Famagusta Area

The Famagusta area (unfortunately the ghost town of Famagusta is still under Turkish military occupation since 1974) is associated with images of safe, calm and turquoise waters that are regularly featured in holiday catalogues all around Europe and beyond. Ayia Napa and Protaras are known all over the world as being a true paradise for sea and water sports lovers, but also for families with children who simply want to paddle in shallow and clean waters. By all means visit Ayia Napa – but don’t stay only there.
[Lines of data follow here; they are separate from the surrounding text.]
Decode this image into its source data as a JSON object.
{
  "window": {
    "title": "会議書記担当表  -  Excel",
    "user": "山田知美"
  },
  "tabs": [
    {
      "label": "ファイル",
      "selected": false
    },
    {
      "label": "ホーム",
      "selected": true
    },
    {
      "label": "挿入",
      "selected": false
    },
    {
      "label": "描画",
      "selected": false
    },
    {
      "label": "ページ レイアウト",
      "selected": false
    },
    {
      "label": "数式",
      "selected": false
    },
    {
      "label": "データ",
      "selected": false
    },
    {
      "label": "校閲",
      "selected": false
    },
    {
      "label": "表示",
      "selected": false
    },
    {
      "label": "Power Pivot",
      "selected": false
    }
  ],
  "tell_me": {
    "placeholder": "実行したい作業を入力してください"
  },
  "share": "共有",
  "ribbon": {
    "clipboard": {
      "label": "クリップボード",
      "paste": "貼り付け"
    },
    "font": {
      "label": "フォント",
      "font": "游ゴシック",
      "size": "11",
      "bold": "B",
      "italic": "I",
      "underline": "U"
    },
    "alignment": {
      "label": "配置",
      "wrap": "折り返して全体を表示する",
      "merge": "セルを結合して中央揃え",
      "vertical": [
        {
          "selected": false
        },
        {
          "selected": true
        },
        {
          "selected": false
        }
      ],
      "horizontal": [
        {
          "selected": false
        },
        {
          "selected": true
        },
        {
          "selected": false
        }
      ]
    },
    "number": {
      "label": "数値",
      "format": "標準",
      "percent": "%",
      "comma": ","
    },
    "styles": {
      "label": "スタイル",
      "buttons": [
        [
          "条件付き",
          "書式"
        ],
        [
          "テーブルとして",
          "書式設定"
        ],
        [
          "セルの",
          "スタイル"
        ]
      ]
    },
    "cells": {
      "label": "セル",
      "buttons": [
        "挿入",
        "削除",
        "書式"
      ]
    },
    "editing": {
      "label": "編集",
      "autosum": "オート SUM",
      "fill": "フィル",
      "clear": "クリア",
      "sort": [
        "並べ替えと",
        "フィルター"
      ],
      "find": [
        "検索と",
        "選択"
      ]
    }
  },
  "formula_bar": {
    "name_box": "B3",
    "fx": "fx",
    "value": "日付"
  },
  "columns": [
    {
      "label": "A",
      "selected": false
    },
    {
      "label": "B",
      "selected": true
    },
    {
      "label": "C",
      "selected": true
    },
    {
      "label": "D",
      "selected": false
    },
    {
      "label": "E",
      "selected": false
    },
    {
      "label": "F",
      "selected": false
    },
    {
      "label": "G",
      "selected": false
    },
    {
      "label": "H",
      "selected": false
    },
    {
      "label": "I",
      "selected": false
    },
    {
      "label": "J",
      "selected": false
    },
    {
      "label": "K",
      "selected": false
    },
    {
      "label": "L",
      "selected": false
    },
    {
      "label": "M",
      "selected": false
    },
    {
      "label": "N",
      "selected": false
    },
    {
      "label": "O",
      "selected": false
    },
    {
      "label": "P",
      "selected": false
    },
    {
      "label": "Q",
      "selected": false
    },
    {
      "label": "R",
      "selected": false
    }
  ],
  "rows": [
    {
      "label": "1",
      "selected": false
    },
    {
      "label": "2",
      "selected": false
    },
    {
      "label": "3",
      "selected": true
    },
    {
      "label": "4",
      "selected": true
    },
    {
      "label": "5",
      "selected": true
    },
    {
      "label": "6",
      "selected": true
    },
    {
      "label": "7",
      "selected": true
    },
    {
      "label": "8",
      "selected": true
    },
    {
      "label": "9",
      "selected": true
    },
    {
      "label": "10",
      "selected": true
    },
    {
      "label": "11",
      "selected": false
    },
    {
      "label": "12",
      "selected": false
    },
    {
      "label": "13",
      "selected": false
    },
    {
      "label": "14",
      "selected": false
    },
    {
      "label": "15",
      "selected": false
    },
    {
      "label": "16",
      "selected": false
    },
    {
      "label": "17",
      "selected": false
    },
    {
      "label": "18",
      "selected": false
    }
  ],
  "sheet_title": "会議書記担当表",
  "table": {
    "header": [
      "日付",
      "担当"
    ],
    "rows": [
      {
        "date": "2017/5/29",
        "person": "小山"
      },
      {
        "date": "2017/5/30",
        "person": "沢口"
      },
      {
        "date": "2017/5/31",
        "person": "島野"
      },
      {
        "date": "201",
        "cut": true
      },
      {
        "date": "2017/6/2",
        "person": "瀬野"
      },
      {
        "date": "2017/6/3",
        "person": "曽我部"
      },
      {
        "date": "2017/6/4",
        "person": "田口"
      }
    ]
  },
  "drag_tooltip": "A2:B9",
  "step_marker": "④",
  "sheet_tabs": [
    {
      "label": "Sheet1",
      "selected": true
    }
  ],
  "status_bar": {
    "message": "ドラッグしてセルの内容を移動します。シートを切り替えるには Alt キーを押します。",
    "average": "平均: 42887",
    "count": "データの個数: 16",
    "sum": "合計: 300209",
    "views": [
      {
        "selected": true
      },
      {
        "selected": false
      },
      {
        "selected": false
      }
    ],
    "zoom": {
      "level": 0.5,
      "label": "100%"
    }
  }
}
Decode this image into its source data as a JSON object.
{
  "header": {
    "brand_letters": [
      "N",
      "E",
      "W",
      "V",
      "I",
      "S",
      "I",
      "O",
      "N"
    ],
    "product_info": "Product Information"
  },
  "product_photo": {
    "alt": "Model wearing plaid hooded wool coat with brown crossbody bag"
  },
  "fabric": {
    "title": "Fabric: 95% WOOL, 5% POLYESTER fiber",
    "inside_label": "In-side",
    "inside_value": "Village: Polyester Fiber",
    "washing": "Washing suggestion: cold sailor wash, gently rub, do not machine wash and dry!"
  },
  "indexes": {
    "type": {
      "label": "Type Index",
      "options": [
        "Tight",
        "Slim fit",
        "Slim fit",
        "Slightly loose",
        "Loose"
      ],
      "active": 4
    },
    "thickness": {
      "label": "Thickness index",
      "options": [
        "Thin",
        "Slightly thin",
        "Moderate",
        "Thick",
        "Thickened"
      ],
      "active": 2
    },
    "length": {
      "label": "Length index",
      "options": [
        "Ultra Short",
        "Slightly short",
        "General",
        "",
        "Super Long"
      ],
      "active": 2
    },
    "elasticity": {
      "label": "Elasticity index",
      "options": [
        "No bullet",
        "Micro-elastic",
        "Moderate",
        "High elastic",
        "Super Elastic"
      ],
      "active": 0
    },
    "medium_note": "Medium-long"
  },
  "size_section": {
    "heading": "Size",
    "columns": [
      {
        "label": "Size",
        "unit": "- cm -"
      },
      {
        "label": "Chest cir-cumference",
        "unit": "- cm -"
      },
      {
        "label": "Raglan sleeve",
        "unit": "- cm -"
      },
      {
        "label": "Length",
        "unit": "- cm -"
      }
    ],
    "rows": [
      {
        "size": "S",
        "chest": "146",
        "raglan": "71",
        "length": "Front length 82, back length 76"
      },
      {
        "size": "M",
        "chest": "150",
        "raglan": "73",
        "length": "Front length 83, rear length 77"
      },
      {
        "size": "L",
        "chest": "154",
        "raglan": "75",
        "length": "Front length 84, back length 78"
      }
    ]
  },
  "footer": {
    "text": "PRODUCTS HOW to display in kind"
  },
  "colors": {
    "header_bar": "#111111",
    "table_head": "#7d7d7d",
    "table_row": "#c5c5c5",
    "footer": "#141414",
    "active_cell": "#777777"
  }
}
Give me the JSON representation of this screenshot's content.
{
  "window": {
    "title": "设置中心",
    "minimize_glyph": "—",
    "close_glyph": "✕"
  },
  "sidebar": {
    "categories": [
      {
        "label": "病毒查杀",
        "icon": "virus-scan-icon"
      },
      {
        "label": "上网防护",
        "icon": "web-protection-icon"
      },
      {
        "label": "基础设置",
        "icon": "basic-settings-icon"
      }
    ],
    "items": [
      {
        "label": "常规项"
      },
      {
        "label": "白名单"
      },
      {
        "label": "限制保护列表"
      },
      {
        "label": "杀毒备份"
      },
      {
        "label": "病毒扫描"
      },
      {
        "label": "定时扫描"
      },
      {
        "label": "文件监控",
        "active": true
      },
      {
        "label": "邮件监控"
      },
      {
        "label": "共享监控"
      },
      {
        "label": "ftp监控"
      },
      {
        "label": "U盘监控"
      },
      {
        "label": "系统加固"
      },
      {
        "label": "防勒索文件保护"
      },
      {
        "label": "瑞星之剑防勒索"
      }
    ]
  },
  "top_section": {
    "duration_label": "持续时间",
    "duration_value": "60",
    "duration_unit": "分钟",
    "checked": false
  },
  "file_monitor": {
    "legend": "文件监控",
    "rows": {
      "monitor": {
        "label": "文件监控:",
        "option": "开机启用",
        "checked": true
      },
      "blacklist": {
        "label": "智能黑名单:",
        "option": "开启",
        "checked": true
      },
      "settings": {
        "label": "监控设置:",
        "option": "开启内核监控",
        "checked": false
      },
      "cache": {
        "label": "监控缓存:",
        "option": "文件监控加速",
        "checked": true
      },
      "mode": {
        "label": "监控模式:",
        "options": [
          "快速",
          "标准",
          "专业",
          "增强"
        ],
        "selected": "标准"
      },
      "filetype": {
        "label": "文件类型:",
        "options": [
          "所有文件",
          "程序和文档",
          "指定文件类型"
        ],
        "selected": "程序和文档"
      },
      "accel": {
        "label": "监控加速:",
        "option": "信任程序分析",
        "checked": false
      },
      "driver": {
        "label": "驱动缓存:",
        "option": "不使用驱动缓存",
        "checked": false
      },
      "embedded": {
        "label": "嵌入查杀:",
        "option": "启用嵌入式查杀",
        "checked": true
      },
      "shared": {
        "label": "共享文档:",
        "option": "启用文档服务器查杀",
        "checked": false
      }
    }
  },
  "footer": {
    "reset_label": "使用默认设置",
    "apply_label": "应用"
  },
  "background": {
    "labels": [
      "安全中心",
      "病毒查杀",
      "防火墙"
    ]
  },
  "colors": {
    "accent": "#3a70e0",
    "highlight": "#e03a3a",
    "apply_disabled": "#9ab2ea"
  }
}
Break away from the tourist center and explore the cluster of villages known as ‘kokkinochoria’, which means ‘red soil villages’. This is the center of our island’s potato production, which runs quietly and modestly alongside the thriving tourist industry and racing development in the area. Drive in to Paralimni and you will discover a charming blend of rural life with a holiday twist. Distinctly Cypriot, the village square is the area’s nerve center, and many visitors have discovered what the residents already know: the cafes and restaurants here do not cut corners, serving simple but ultra-fresh popular dishes that taste exactly as they should. Browse in the small shops and you will probably enjoy a chat with the friendly owners. Other landmarks are the various small churches and chapels that dot the region. One of the most attractive is the chapel of Profitis Elias, just outside the tourist area of Protaras, rebuilt in Byzantine style at the top of hill with magnificent panoramic views that make the climb worthwhile. Very close to Cavo Greko is another picturesque chapel, Ayioi Anargiroi, only a few steps from the sea. In the area of Ayioi Saranta, look for the chapel of the same name and you will discover it in an amazing setting, almost hidden among the rocks. After hot days spent on the beach and touring the countryside, the nightlife of Ayia Napa and Protaras takes over as pubs, clubs and all kinds of restaurants offer buzzing all-night entertainment. Understandably, the tourist centers in this area tend to slumber during the cooler winter months…

The Monastery of Ayia Napa is undoubtedly the optical and cultural center of Ayia Napa village. It stands at a location where, according to local tradition, a hunter in the 11th century discovered a miraculous icon of the Virgin Mary, probably hidden there during the iconoclastic period. Much later in the 16th century the monastery was built around the cave-shrine. It is said that a young woman from a wealthy Venetian family of Famagusta came to the monastery to escape family pressure to marry a nobleman. She renovated and expanded the monastery and is said to have planted the huge sycamore tree outside the south gate of the monastery, which is believed to be over 600 years old.

Explore Ayia Napa on foot…

Ayia Napa and the Sea: A Different Dimension This free of charge guided tour illustrates the historic connection of the Ayia Napa area with the sea. The tour begins with a drive to Cavo Greko, and a walk up to the top of the “tigani” (frying pan) where you will be introduced to the archaeology of the area and its natural beauty. This is followed by a drive to Ayioi Anargyroi, a chapel in the northern area of Cavo Greko. After a coffee break at the “limanaki” (fishing harbour) the tour continues along the coast to the archaeological site of Macronissos and the church of Ayia Thekla. Nature trails and various other sites that can be explored on another occasion will be pointed out. Starting point: CTO Information Office Walks are seasonal. To confirm the operation of the tour, please call: 23 72 17 96

Protaras Beach Stroll

Whether you enjoy a casual evening stroll or a brisk morning walk along the sea, a new coastal path directly on the beach has added an irresistible dimension to the Mediterranean magic of Protaras. Starting at the ‘Nissiotis’ restaurant and extending to the ‘Pola Costa’ hotel, this is the first completed section of a comprehensive project that is designed to embrace the Ammochostos district’s coastline. Along the way you will come across small kiosks, benches where you can take a break and rest your eyes on the sea, and a small area that will be hosting various cultural events featuring music and dance. Gradually, lush palm trees will line the road, making it even more attractive. Ready to go?